Tens of thousands of Iraqi immigrants across the United States who may be entitled to vote in their homeland’s elections this month are finding that confusion is the front-runner.
What began as enthusiasm for the absentee balloting has given way to frustration among Iraqi expatriates who are uncertain where they will vote and whether they will even be eligible.
With less than two weeks before voter registration begins, U.S. organizers say they still have not decided on the exact locations of up to 25 polling places in the five cities selected to host the vote: Detroit, Chicago, Washington, D.C., Nashville and Los Angeles.
Getting to the polls is yet another challenge. Those who live in New York City, Phoenix and Dallas — other cities with large Iraqi populations — will have to travel hundreds of miles to appear in person at polling centers twice in two weeks. Registration is Jan. 17-23, and voting is Jan. 28-30.
“Iraqis are aware of the elections, but they might not be aware of the process and registering,” said Sayed Mostafa Al Qazwini, imam of the Islamic Educational Center in Orange County. “They don’t have enough information and there’s not much time left.”
Organizers acknowledge problems
Election organizers acknowledge problems and say they are doing their best with the little time they have. The Independent Electoral Commission of Iraq in Baghdad authorized an out-of-country vote in November and enlisted the International Organization of Migration to organize it.
“Why they decided at such a late hour to hold out-of-country voting, I couldn’t tell you,” said Jeremy Copeland, an IOM official overseeing the balloting in the United States.
Copeland acknowledged that showing up twice in person could prove too burdensome for some, but said the rule was necessary to prevent fraud.
In some cities, election staff members are just now arriving and starting to organize town hall meetings.

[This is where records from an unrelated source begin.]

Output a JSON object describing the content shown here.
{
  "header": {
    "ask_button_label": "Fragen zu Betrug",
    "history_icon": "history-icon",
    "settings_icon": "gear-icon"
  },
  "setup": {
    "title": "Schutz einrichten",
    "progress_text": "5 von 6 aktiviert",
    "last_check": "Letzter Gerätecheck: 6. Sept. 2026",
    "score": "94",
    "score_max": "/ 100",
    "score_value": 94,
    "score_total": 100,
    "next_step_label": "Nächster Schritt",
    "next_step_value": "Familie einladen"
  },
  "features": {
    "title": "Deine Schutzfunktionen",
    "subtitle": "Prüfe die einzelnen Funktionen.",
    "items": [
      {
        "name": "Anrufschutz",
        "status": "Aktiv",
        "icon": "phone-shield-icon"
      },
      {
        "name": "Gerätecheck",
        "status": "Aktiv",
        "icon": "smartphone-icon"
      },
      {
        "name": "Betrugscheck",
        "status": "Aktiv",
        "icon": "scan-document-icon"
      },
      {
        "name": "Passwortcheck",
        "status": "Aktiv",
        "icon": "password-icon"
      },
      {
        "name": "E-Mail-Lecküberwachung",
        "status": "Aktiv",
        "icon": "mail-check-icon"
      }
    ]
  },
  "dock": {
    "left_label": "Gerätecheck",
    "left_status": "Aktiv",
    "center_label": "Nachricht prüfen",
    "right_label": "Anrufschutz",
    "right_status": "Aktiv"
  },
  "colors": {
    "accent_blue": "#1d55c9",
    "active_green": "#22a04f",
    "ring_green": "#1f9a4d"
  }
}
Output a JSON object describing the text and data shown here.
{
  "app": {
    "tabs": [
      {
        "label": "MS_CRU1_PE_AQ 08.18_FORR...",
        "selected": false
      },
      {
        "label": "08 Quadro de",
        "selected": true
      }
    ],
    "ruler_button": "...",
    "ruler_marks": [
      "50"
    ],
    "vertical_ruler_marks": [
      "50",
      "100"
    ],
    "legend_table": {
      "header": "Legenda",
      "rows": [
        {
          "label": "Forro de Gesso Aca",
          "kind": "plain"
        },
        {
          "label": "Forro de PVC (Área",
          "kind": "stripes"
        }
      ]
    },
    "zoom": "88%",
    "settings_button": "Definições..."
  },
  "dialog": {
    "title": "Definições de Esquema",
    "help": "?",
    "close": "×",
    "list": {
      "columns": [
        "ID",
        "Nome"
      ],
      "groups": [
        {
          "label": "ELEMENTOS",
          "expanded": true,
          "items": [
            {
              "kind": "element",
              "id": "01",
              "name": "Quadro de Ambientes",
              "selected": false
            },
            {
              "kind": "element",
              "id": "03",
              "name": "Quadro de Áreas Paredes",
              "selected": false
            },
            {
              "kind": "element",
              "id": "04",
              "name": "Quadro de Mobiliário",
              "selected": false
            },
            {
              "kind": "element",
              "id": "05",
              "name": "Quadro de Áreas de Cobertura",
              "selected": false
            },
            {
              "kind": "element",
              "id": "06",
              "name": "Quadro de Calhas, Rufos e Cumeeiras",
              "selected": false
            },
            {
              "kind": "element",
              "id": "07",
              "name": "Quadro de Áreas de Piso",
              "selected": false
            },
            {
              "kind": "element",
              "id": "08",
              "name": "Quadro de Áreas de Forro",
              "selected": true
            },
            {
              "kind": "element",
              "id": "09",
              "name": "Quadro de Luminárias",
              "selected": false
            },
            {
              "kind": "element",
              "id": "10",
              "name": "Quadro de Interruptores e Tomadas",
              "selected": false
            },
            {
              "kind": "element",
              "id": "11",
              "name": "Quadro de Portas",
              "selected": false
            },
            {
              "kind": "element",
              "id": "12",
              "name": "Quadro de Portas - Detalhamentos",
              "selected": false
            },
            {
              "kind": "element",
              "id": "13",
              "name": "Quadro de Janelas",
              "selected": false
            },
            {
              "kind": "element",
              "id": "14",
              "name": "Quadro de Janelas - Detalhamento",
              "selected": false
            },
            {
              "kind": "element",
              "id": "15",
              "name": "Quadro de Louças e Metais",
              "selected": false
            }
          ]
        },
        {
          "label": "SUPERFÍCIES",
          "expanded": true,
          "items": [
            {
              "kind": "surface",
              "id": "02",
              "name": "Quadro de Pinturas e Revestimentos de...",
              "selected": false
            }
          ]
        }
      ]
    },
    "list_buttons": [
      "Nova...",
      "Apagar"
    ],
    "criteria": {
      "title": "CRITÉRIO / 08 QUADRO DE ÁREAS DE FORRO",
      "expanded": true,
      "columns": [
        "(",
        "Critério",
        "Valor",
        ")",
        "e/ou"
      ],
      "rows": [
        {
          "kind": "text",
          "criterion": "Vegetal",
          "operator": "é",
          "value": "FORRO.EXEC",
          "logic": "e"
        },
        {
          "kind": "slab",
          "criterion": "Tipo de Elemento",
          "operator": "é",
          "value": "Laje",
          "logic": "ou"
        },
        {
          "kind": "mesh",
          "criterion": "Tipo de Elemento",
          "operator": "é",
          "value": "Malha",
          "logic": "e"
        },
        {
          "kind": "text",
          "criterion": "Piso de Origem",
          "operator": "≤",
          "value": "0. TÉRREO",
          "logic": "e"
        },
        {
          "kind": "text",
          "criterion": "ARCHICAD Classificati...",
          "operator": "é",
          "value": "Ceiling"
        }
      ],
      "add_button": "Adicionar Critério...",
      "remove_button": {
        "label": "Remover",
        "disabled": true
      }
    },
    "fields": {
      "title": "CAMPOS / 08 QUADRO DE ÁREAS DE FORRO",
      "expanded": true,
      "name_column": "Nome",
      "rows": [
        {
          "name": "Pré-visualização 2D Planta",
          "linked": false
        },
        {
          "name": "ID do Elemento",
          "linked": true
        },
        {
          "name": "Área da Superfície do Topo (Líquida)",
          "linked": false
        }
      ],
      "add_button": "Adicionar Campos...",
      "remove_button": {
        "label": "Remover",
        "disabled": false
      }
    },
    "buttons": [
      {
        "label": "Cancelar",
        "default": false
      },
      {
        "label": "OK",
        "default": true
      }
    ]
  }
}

At one such session Tuesday night at a hotel in Alexandria, Va., near Washington, more than 100 Iraqi expatriates gathered to hear details of the voting process in the United States for the Iraqi election.
Some expressed concerns about the limited number of places available to register and vote, the lack of information regarding the candidates and parties and their worry that non-Iraqi citizens could use the documentation requirements to their benefit and pose as citizens, while some legitimate citizens lacking adequate documentation will be barred from participating.
Ahmed Dhia, who was born in Baghdad and moved to the United States in 1981, cited marriage licenses and college degrees as examples of documents that he believes are falsely accepted as proof of nationality.
“The fact that you went to college there that doesn’t mean you are Iraqi,” he said. “If I went to college here, does it mean I am American?”
The challenges facing Iraqi expatriates pale in comparison to the bombings, assassinations and death threats in Iraq ahead of the Jan. 30 election for an assembly that will draft a constitution. Still, many Iraqis fear they will miss the opportunity to take part in Iraq’s first independent election in nearly 50 years.
There are about 90,000 foreign-born Iraqis in the United States, plus an untold number of second-generation Iraqi Americans.
Rules of eligibility
Iraqi-born adults can vote with two forms of identification. The ID does not have to be from Iraq, but at least one piece must prove Iraqi birth. Second-generation Iraqi Americans with Iraqi-born fathers may also vote.
Though no one is sure how many overseas Iraqis will actually cast ballots, organizers say they have the capacity to count up to 1 million votes in 14 countries, including Britain, France, Germany, Canada and Australia.
About 30,000 Iraqis live in Canada, though the number of eligible voters is unclear. Three voting centers are planned for the Toronto area, as well as one in Ottawa and another in Calgary, Alberta.
Many Iraqi Americans are uncertain about what documents they need to register.
Al Qazwini worried that his 40-year-old expired Iraqi passport would not be accepted. The only other Iraqi document he has, he said, is his birth certificate.
“I know many of the Iraqis who lived in exile, like me, for the last 30 years have invalid documentation,” he said. “We would have thought that the interim government would have made it easy for us.”
Some Iraqi Americans wanted polls to be set up in San Diego, the city with the third-largest population of Iraqi immigrants after Detroit and Chicago. The request was turned down for lack of time, Copeland said.
Others have complained that the registration period conflicts with the Hajj, an annual pilgrimage to Islam’s holiest places in Saudi Arabia.
“A number of us will be missing the chance to vote,” said Ridha Hajjar, the imam at the Ahlul Beyt Mosque in Pomona, who because of the Hajj will not be taking part in the election. “I feel sad, but hopefully this is the first vote and there will be another one a year from now. It’s a process, a step on the road.”